=== What you are asked to do ===
Output every record word for word, minus the pictures.

═══

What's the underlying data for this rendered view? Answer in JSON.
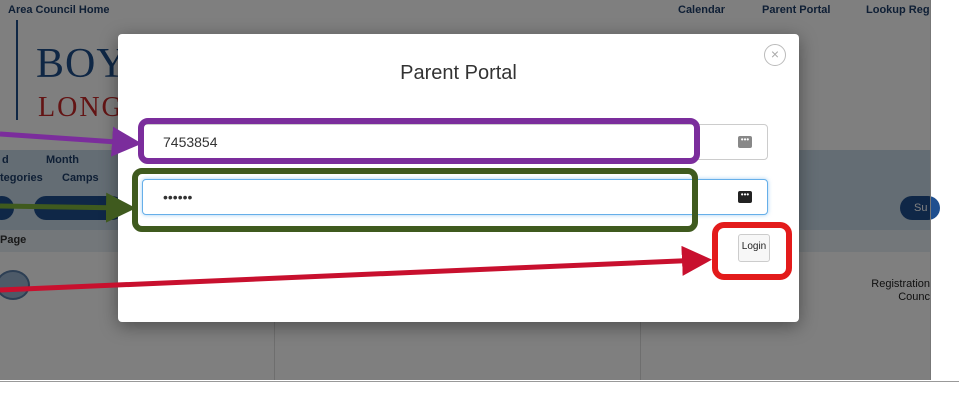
{
  "topbar": {
    "home": "Area Council Home",
    "nav": [
      "Calendar",
      "Parent Portal",
      "Lookup Reg"
    ]
  },
  "logo": {
    "line1": "BOY",
    "line2": "LONG"
  },
  "background": {
    "left_labels": [
      "d",
      "Month",
      "tegories",
      "Camps",
      "Page"
    ],
    "right_button": "Su",
    "registration": [
      "Registration",
      "Counc"
    ]
  },
  "modal": {
    "title": "Parent Portal",
    "username_value": "7453854",
    "password_value": "••••••",
    "login_label": "Login",
    "close_symbol": "×"
  },
  "colors": {
    "purple": "#7b2d9c",
    "green": "#3f5a1e",
    "red": "#e31b1b"
  }
}
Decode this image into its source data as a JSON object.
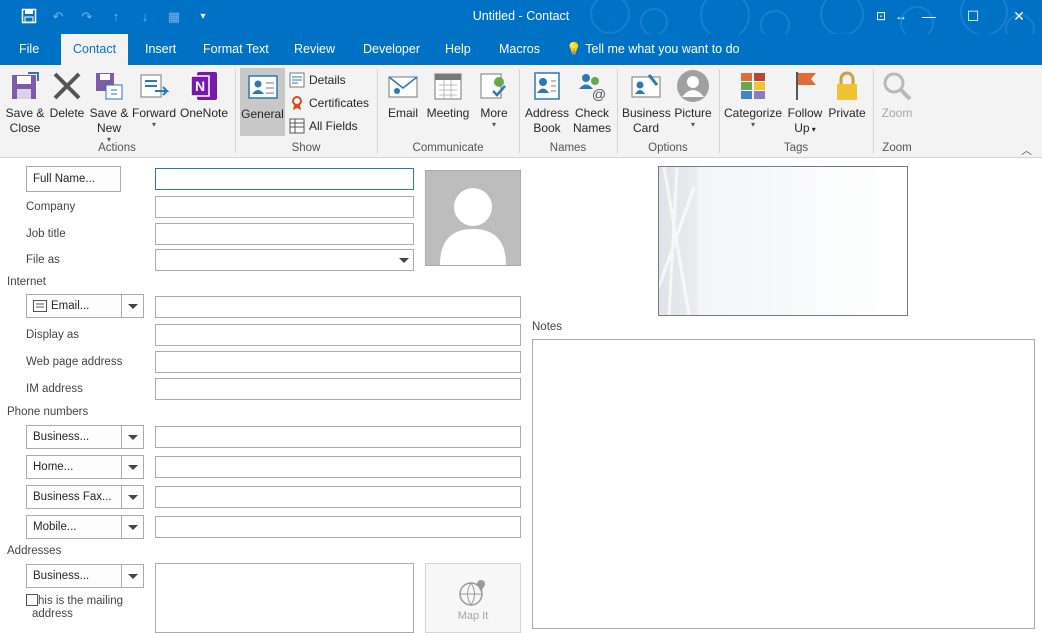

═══

=== Exercise result ===
What's the underlying data for this rendered view? Answer in JSON.
{
  "topbar": {
    "home": "Area Council Home",
    "nav": [
      "Calendar",
      "Parent Portal",
      "Lookup Reg"
    ]
  },
  "logo": {
    "line1": "BOY",
    "line2": "LONG"
  },
  "background": {
    "left_labels": [
      "d",
      "Month",
      "tegories",
      "Camps",
      "Page"
    ],
    "right_button": "Su",
    "registration": [
      "Registration",
      "Counc"
    ]
  },
  "modal": {
    "title": "Parent Portal",
    "username_value": "7453854",
    "password_value": "••••••",
    "login_label": "Login",
    "close_symbol": "×"
  },
  "colors": {
    "purple": "#7b2d9c",
    "green": "#3f5a1e",
    "red": "#e31b1b"
  }
}
Decode this image into its source data as a JSON object.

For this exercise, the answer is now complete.